> [Exercise objective]: Your answer must be every line of the data below that holds the string "interactive", copied exactly.

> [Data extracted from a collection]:
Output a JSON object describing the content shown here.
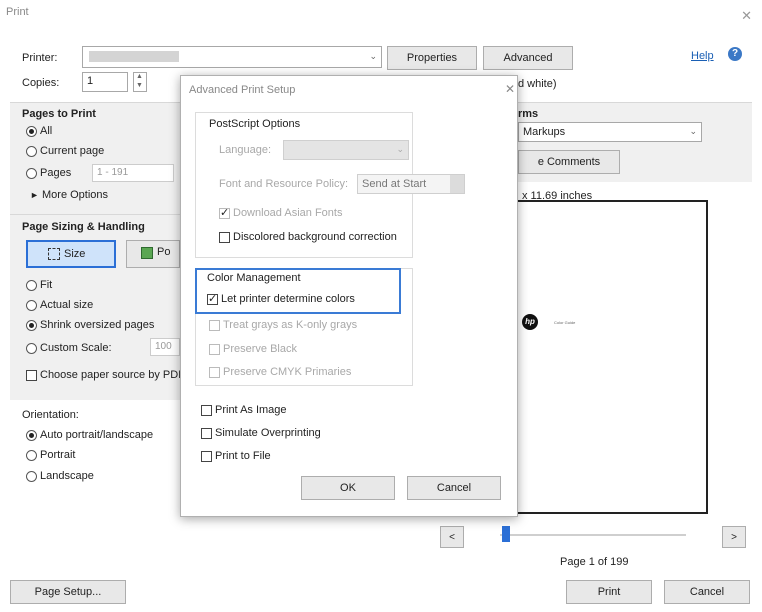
{
  "window": {
    "title": "Print",
    "close": "✕"
  },
  "printer": {
    "label": "Printer:",
    "name": "",
    "properties": "Properties",
    "advanced": "Advanced",
    "help": "Help"
  },
  "copies": {
    "label": "Copies:",
    "value": "1",
    "partial_right": "d white)"
  },
  "pages": {
    "title": "Pages to Print",
    "all": "All",
    "current": "Current page",
    "pages": "Pages",
    "pages_value": "1 - 191",
    "more": "More Options"
  },
  "sizing": {
    "title": "Page Sizing & Handling",
    "size_btn": "Size",
    "poster_btn": "Po",
    "fit": "Fit",
    "actual": "Actual size",
    "shrink": "Shrink oversized pages",
    "custom": "Custom Scale:",
    "custom_value": "100",
    "choose_paper": "Choose paper source by PDF"
  },
  "orientation": {
    "title": "Orientation:",
    "auto": "Auto portrait/landscape",
    "portrait": "Portrait",
    "landscape": "Landscape"
  },
  "right": {
    "forms_title": "rms",
    "markups": "Markups",
    "comments": "e Comments",
    "paper_size": "x 11.69 inches",
    "page_info": "Page 1 of 199",
    "preview_small_text": "Color Guide"
  },
  "footer": {
    "page_setup": "Page Setup...",
    "print": "Print",
    "cancel": "Cancel"
  },
  "dialog": {
    "title": "Advanced Print Setup",
    "close": "✕",
    "postscript": {
      "title": "PostScript Options",
      "language": "Language:",
      "font_policy": "Font and Resource Policy:",
      "font_policy_value": "Send at Start",
      "download_asian": "Download Asian Fonts",
      "discolored": "Discolored background correction"
    },
    "color": {
      "title": "Color Management",
      "let_printer": "Let printer determine colors",
      "treat_grays": "Treat grays as K-only grays",
      "preserve_black": "Preserve Black",
      "preserve_cmyk": "Preserve CMYK Primaries"
    },
    "print_as_image": "Print As Image",
    "simulate": "Simulate Overprinting",
    "print_to_file": "Print to File",
    "ok": "OK",
    "cancel": "Cancel"
  },
  "colors": {
    "accent_blue": "#2b6fd6",
    "help_icon": "#3b78c6",
    "highlight_box": "#3a7bd5"
  }
}
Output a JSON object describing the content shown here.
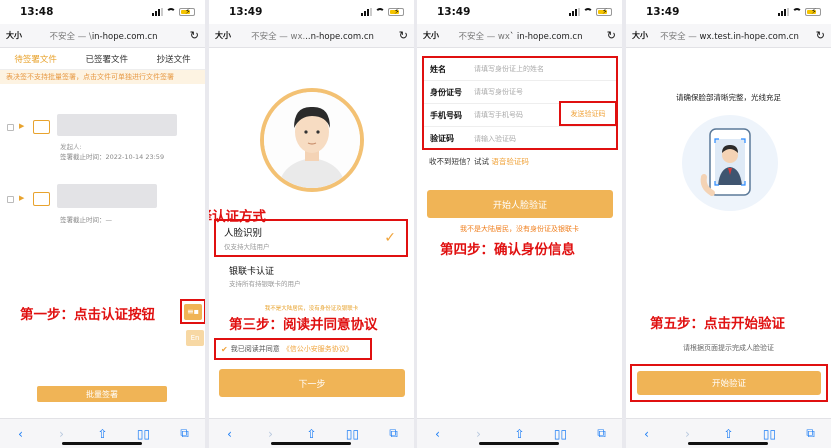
{
  "panels": [
    {
      "time": "13:48",
      "url_prefix": "不安全 — \\",
      "url_host": "in-hope.com.cn"
    },
    {
      "time": "13:49",
      "url_prefix": "不安全 — wx.",
      "url_host": "..n-hope.com.cn"
    },
    {
      "time": "13:49",
      "url_prefix": "不安全 — wx",
      "url_host": "` in-hope.com.cn"
    },
    {
      "time": "13:49",
      "url_prefix": "不安全 — ",
      "url_host": "wx.test.in-hope.com.cn"
    }
  ],
  "browser": {
    "text_size": "大小",
    "reload_icon": "reload-icon"
  },
  "panel1": {
    "tabs": [
      "待签署文件",
      "已签署文件",
      "抄送文件"
    ],
    "warning": "表决签不支持批量签署，点击文件可单独进行文件签署",
    "doc1": {
      "subtitle": "发起人:",
      "deadline": "签署截止时间：2022-10-14 23:59"
    },
    "doc2": {
      "deadline": "签署截止时间：—"
    },
    "step1": "第一步：点击认证按钮",
    "en_label": "En",
    "batch_sign": "批量签署"
  },
  "panel2": {
    "step2": "第二步：选择认证方式",
    "face_title": "人脸识别",
    "face_sub": "仅支持大陆用户",
    "bank_title": "银联卡认证",
    "bank_sub": "支持所有持银联卡的用户",
    "hint": "我不是大陆居民，没有身份证及银联卡",
    "step3": "第三步：阅读并同意协议",
    "agree_text": "我已阅读并同意",
    "agree_link": "《信公小安服务协议》",
    "next": "下一步"
  },
  "panel3": {
    "fields": [
      {
        "label": "姓名",
        "placeholder": "请填写身份证上的姓名"
      },
      {
        "label": "身份证号",
        "placeholder": "请填写身份证号"
      },
      {
        "label": "手机号码",
        "placeholder": "请填写手机号码"
      },
      {
        "label": "验证码",
        "placeholder": "请输入验证码"
      }
    ],
    "send_code": "发送验证码",
    "no_sms": "收不到短信？试试",
    "voice_code": "语音验证码",
    "start_face": "开始人脸验证",
    "not_mainland": "我不是大陆居民，没有身份证及银联卡",
    "step4": "第四步：确认身份信息"
  },
  "panel4": {
    "hint": "请确保脸部清晰完整，光线充足",
    "step5": "第五步：点击开始验证",
    "guide": "请根据页面提示完成人脸验证",
    "start": "开始验证"
  },
  "toolbar": {
    "icons": [
      "back-icon",
      "forward-icon",
      "share-icon",
      "bookmarks-icon",
      "tabs-icon"
    ]
  },
  "colors": {
    "accent": "#f0b456",
    "annotation_red": "#e01010",
    "link_orange": "#f0a33a"
  }
}
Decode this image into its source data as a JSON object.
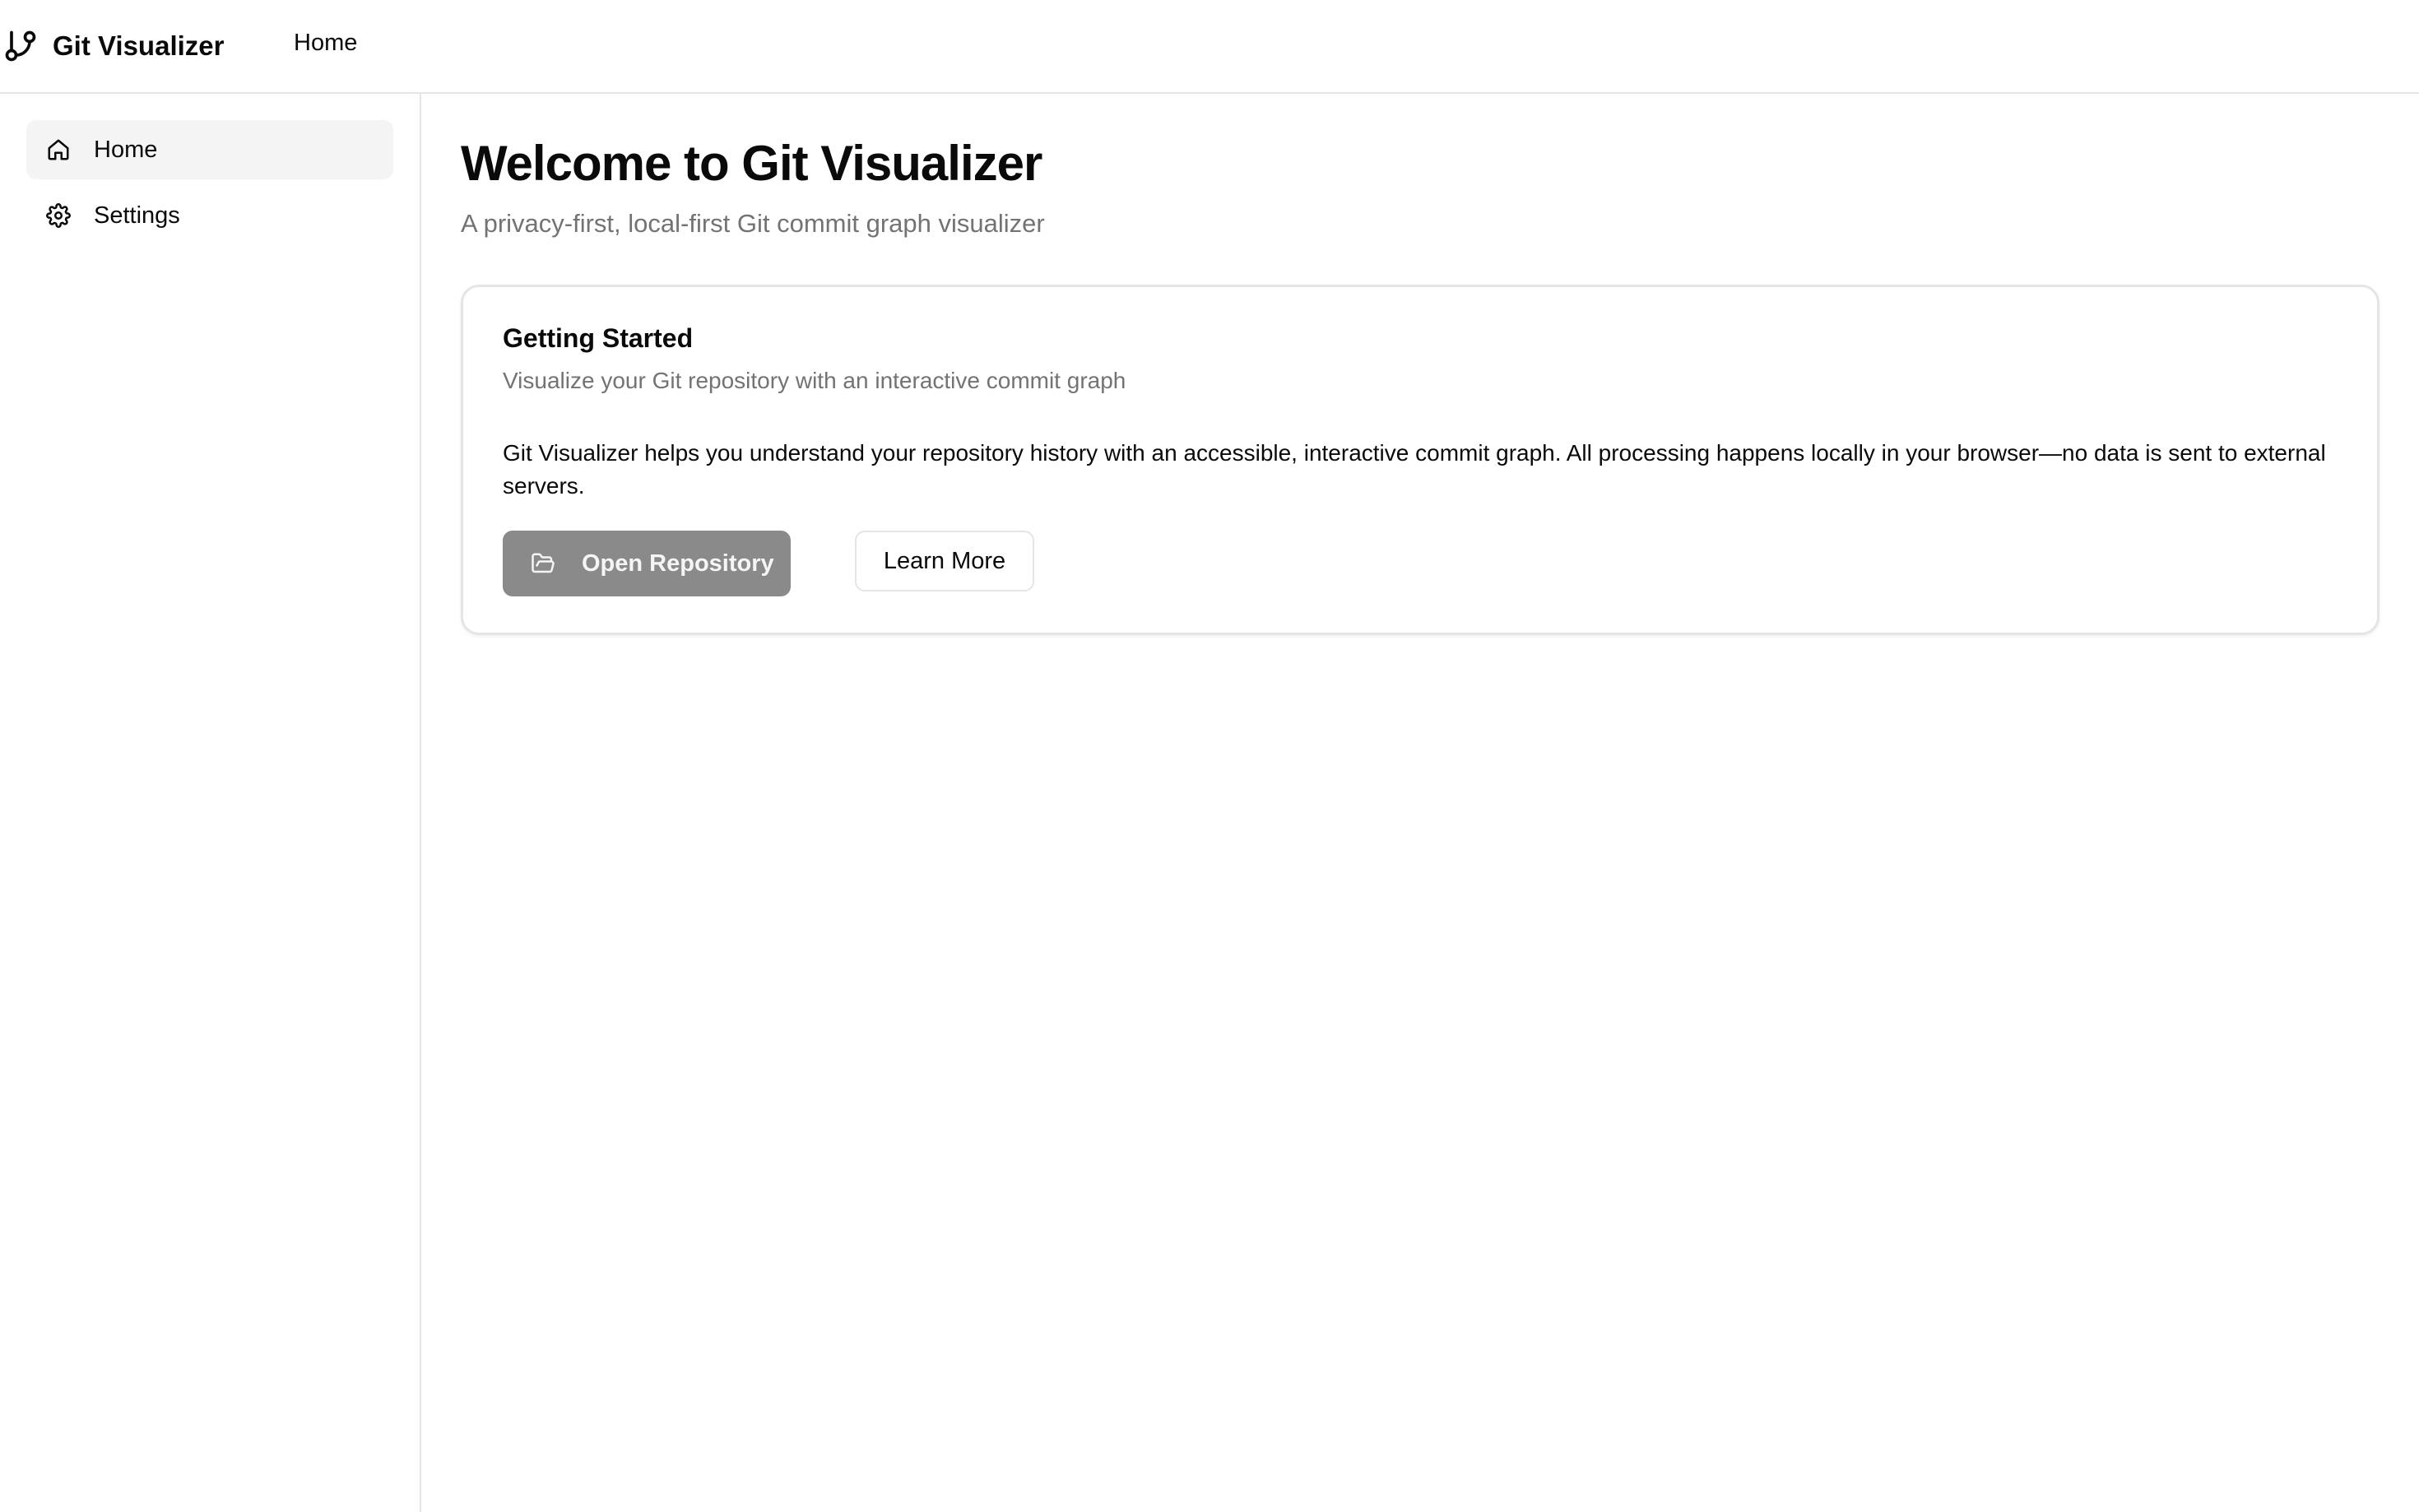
{
  "header": {
    "app_title": "Git Visualizer",
    "brand_icon": "git-branch-icon",
    "nav_home": "Home"
  },
  "sidebar": {
    "items": [
      {
        "label": "Home",
        "icon": "home-icon",
        "active": true
      },
      {
        "label": "Settings",
        "icon": "gear-icon",
        "active": false
      }
    ]
  },
  "main": {
    "title": "Welcome to Git Visualizer",
    "subtitle": "A privacy-first, local-first Git commit graph visualizer",
    "card": {
      "title": "Getting Started",
      "description": "Visualize your Git repository with an interactive commit graph",
      "body": "Git Visualizer helps you understand your repository history with an accessible, interactive commit graph. All processing happens locally in your browser—no data is sent to external servers.",
      "primary_button": {
        "label": "Open Repository",
        "icon": "folder-open-icon",
        "state": "disabled"
      },
      "secondary_button": {
        "label": "Learn More"
      }
    }
  },
  "colors": {
    "text": "#0a0a0a",
    "muted_text": "#737373",
    "border": "#e5e5e5",
    "active_item_bg": "#f4f4f4",
    "primary_button_bg": "#8a8a8a"
  }
}
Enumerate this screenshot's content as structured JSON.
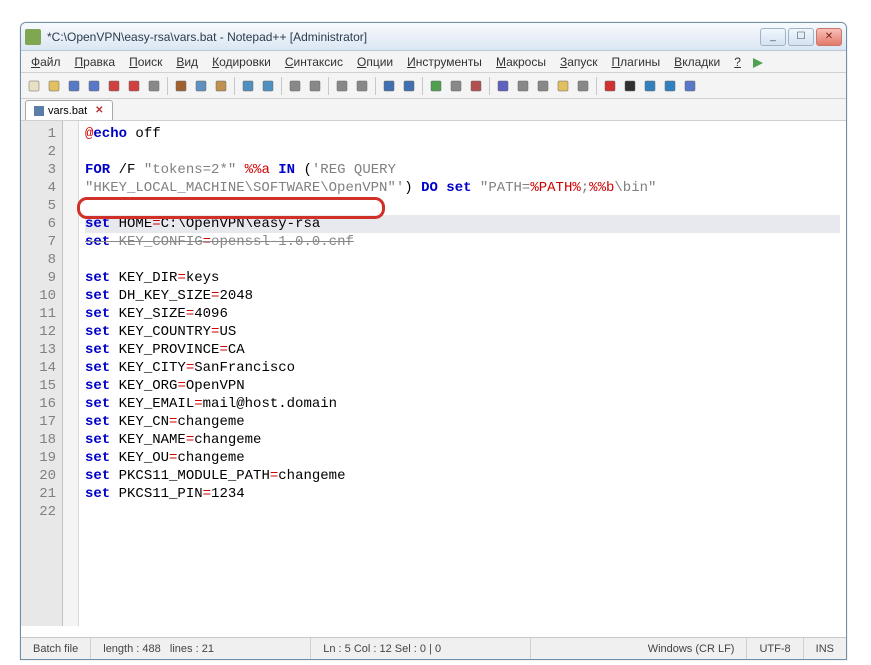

> [Solution to this task]:
      "description": "Visualize your Git repository with an interactive commit graph",
      "body": "Git Visualizer helps you understand your repository history with an accessible, interactive commit graph. All processing happens locally in your browser—no data is sent to external servers.",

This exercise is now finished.